A landlord has served a tenant with a five day notice. The tenant failed to pay and the landlord is ready to take the “next step” in the eviction process. So, where should a landlord file a Cook County forcible entry and detainer case? The Illinois Forcible Entry and Detainer statute (735 ILCS 5/9-106) says that
On complaint by the party or parties entitled to the possession of such premises being filed in the circuit court for the county where such premises are situated, stating that such party is entitled to the possession of such premises (describing the same with reasonable certainty), and that the defendant (naming the defendant) unlawfully withholds the possession thereof from him, her or them, the clerk of the court shall issue a summons.
That means that the Cook County landlord should file in Cook County! Well, that doesn’t get us anywhere! There are a number of courthouses in Cook County. In fact, Cook County is divided into six different judicial “districts”. So, the question still stands. Where does the landlord file? There are six possible courthouses a landlord can choose – Downtown, Skokie, Rolling Meadows, Maywood, Markham, and Bridgeview.
Which one is the right one for the landlord? We look to the local rules for the answer. In the Circuit Court’s General Order 1.2,2.3, sections d(1) and d(2) provide:
(d) Place of Filing-Civil Proceedings. Civil Actions in the Municipal Department are filed in:
(1) The district of residence of any defendant who is joined in good faith and with probable cause for the purpose of obtaining a judgment against the defendant and not solely for the purpose of permitting a filing in that district, or;
(2) The district in which the transaction or some part thereof occurred out of which the cause of action arose. Actions of attachment, distress for rent, forcible entry and detainer, and for the recovery of property may be filed in the district where the property is located.
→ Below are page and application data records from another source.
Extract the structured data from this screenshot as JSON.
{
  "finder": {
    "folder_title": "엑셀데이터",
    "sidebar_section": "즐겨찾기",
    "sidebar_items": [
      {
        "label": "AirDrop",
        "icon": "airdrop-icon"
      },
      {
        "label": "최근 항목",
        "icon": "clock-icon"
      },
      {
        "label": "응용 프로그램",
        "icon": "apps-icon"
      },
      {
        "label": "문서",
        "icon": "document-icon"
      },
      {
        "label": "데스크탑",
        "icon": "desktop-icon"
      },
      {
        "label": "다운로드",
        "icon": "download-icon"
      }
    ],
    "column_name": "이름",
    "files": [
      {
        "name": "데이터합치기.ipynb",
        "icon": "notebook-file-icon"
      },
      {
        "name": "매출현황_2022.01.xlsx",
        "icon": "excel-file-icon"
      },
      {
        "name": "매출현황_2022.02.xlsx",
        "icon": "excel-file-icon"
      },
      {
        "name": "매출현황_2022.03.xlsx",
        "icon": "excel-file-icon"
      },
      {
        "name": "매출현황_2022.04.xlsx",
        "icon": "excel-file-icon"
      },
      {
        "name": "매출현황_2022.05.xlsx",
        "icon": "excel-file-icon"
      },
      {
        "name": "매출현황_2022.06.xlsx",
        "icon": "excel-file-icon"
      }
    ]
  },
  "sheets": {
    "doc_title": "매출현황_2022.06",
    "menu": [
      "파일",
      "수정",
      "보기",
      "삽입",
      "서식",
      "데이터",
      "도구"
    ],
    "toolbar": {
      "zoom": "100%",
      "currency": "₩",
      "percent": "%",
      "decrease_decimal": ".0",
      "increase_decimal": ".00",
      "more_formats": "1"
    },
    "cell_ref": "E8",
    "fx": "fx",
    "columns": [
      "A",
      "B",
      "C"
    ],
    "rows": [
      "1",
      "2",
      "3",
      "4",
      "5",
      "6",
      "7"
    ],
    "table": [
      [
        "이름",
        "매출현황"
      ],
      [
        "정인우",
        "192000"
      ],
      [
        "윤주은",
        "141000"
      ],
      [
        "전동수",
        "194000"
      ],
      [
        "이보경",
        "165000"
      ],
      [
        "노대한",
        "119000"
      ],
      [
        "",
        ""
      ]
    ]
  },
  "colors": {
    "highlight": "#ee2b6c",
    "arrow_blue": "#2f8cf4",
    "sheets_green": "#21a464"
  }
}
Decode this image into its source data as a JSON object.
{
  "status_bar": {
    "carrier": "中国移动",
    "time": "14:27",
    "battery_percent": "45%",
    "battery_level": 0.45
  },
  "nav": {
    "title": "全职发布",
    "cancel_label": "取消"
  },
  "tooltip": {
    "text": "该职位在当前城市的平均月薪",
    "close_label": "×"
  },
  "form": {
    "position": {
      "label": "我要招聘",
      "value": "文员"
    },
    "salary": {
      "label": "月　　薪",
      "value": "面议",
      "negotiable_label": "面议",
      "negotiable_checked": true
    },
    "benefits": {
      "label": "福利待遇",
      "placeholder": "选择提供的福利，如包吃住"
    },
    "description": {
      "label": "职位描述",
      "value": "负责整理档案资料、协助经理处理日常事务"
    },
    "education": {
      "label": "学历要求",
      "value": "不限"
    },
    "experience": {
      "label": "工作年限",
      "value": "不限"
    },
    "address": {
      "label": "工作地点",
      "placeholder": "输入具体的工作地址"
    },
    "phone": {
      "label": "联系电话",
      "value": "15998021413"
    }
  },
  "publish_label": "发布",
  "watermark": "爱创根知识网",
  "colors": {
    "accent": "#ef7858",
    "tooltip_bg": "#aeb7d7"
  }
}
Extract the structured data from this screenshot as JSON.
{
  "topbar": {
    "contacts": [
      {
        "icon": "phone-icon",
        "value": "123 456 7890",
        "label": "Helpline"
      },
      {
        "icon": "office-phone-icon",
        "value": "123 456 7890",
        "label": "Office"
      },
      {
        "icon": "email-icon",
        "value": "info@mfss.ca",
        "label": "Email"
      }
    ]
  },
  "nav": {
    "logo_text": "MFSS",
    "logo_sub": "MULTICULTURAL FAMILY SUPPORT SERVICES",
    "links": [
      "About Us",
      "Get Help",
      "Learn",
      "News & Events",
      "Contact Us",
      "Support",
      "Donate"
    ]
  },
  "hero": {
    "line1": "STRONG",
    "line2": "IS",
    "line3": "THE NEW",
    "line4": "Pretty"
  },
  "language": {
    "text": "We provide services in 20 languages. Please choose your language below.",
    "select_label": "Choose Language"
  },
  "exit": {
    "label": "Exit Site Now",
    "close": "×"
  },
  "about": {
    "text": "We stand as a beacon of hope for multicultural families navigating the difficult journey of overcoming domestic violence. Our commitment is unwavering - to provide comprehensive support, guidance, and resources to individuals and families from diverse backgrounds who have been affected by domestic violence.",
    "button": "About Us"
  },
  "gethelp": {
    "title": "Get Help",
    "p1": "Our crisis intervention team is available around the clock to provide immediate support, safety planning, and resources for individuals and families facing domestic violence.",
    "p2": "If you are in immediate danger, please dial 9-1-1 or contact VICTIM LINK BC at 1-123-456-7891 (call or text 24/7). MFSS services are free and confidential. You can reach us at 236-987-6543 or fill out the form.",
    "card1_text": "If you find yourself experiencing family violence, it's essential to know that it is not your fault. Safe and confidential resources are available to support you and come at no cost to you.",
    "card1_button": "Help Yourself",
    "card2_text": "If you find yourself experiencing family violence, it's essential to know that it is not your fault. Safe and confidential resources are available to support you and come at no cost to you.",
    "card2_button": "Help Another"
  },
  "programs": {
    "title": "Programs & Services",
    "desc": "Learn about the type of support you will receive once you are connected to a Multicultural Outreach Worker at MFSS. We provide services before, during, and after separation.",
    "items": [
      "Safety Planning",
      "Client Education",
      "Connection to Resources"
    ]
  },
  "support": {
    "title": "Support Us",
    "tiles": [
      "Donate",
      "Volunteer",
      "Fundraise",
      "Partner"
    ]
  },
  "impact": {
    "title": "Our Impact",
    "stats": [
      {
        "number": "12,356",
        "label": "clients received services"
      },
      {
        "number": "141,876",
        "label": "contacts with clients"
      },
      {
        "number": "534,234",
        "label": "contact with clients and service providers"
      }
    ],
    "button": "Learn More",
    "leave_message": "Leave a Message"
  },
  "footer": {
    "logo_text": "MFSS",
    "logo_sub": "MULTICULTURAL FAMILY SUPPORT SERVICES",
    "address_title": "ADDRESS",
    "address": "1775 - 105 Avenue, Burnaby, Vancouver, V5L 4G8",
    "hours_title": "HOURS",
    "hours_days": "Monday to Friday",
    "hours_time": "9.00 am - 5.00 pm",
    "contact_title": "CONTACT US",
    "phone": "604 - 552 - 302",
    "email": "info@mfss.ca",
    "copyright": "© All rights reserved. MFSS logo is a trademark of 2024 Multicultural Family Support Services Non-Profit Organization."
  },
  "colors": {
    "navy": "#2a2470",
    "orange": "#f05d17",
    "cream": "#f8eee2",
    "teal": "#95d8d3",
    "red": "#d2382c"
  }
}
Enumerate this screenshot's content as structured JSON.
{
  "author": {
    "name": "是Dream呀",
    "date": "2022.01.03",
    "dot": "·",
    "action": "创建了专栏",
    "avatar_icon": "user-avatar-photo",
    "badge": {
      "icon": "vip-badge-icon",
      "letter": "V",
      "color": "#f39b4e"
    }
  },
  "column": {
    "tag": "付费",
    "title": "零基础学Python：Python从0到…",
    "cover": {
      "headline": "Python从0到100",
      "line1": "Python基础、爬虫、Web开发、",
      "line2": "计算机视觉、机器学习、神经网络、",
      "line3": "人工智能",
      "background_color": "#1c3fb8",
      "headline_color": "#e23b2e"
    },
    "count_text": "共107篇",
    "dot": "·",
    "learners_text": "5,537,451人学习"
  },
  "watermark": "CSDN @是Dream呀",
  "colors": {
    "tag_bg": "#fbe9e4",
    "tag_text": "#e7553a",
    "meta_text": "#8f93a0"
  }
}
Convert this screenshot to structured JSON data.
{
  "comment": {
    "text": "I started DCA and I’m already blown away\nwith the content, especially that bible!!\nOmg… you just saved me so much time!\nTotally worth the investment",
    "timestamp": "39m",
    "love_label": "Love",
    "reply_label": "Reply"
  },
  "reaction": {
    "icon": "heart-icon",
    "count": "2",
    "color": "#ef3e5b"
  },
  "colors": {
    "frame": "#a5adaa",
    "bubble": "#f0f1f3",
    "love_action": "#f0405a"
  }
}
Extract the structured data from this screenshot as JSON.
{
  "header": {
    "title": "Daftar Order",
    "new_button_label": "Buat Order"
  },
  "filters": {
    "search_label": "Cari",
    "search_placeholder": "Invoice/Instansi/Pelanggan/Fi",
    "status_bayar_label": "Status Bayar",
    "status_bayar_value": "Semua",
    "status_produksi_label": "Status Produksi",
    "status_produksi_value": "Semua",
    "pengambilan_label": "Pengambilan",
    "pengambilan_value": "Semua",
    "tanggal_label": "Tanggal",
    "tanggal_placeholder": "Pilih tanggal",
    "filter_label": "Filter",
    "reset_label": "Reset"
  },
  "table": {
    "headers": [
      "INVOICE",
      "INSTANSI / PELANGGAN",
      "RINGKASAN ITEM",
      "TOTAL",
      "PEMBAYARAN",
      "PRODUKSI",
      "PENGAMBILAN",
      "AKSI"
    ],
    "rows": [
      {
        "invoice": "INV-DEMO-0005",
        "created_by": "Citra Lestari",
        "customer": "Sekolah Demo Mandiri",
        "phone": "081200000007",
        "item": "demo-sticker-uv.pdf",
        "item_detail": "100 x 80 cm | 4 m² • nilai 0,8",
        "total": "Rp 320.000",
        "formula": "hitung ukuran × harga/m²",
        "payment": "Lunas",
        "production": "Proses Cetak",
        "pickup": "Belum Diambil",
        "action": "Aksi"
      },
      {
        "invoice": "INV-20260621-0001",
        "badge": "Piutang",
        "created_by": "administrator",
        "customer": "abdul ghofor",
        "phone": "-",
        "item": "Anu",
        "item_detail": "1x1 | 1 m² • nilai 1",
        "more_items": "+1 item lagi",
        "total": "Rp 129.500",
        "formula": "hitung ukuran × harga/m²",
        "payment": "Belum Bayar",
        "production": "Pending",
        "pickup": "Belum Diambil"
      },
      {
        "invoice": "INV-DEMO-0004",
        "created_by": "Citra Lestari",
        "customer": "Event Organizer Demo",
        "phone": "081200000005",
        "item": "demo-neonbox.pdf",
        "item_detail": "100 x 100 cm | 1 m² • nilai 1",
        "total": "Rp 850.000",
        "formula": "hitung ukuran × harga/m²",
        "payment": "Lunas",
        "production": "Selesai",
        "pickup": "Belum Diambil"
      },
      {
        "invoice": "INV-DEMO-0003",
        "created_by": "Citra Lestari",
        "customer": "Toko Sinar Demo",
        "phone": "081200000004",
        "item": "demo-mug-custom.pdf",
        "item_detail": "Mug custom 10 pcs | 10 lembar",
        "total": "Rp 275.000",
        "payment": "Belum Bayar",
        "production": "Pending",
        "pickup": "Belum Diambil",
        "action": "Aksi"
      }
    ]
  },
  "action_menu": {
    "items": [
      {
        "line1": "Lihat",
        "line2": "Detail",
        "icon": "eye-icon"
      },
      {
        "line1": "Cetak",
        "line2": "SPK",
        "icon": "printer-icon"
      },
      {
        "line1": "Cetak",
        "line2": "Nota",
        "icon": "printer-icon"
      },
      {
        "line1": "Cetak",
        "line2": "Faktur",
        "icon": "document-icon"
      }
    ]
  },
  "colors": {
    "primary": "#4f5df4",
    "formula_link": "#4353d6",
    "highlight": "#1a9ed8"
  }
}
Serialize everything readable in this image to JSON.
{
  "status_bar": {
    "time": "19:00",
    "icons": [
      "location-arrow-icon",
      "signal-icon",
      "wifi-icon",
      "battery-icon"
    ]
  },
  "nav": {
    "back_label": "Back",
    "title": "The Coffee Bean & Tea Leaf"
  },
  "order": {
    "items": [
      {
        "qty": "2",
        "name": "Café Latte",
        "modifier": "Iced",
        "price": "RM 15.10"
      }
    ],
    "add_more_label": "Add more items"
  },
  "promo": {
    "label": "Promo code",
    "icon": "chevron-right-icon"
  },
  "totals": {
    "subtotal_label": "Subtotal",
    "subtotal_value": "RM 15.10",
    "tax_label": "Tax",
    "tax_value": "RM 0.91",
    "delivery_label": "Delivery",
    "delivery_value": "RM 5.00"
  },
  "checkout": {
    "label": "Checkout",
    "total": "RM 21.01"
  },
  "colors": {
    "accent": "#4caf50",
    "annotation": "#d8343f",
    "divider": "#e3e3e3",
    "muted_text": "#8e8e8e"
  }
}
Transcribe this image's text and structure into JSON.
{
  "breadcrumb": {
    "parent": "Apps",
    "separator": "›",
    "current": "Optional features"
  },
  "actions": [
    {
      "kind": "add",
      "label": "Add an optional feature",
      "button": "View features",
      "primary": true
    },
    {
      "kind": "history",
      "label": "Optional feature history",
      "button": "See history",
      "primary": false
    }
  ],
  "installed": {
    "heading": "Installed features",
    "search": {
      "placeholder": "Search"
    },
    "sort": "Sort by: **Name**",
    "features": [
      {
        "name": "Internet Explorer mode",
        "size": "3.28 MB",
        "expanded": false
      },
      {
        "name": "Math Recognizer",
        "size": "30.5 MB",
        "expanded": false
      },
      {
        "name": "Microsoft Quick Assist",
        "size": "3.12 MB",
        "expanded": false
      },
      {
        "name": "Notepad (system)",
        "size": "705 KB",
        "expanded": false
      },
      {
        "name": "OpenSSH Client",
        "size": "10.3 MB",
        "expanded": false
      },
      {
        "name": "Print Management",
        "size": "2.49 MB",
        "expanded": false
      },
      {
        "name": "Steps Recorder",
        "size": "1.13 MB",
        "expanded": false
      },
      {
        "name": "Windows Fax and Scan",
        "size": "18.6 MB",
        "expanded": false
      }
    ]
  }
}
Now we are getting somewhere. The rule provides that landlords should file in the district of residence of the defendant or, in the case of an eviction, where the property is located. So, if the landlord’s rental property is located in Evanston, the case should be filed in the second district. If the landlord’s rental property is located in Chicago, the case should be filed in the first district.